WORK INSTRUCTION
Which lines of the data contain the string "eingefroren"? Show each of them.

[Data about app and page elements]
● ● ● ● ● ● ●

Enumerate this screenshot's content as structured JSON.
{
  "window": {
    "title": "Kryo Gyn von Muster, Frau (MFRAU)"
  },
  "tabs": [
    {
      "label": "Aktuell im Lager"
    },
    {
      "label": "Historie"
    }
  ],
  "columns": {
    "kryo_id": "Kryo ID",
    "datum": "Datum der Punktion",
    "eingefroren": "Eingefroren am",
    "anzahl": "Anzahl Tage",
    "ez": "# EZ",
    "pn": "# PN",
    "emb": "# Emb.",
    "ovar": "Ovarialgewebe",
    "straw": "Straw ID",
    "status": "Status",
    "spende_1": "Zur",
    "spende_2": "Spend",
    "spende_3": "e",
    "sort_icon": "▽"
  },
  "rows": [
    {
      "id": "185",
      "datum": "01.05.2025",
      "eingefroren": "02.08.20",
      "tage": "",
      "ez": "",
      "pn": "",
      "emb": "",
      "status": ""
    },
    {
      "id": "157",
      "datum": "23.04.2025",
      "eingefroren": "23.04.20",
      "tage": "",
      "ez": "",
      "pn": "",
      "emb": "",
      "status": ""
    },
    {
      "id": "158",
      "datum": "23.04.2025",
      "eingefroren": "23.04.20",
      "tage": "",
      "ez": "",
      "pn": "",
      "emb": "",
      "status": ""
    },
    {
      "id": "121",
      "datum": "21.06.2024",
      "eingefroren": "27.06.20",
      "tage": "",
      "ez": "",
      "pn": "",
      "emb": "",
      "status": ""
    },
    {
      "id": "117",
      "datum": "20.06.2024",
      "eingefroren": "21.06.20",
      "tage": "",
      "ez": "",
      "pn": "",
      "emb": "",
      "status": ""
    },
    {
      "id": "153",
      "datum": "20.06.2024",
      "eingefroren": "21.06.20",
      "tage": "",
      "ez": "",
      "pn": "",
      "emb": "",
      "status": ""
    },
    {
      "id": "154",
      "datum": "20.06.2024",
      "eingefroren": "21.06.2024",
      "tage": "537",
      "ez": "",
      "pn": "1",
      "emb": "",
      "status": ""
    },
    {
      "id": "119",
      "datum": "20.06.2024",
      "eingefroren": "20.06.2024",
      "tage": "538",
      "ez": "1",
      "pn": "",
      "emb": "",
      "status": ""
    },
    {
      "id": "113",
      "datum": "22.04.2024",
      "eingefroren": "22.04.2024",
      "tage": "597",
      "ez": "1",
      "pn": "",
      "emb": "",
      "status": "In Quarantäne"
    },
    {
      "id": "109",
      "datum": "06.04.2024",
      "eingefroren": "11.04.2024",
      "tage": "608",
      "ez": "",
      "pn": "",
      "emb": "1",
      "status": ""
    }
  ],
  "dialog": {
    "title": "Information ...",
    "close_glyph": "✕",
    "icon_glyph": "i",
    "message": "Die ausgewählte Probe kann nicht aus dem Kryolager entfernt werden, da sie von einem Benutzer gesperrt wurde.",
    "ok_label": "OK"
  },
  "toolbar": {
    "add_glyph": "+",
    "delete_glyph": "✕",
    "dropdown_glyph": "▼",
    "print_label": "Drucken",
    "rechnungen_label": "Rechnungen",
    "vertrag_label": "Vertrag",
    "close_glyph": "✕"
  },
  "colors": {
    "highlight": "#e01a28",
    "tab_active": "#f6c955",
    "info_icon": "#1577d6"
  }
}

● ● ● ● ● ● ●

TASK SOLUTION
    "eingefroren": "Eingefroren am",
      "eingefroren": "02.08.20",
      "eingefroren": "23.04.20",
      "eingefroren": "23.04.20",
      "eingefroren": "27.06.20",
      "eingefroren": "21.06.20",
      "eingefroren": "21.06.20",
      "eingefroren": "21.06.2024",
      "eingefroren": "20.06.2024",
      "eingefroren": "22.04.2024",
      "eingefroren": "11.04.2024",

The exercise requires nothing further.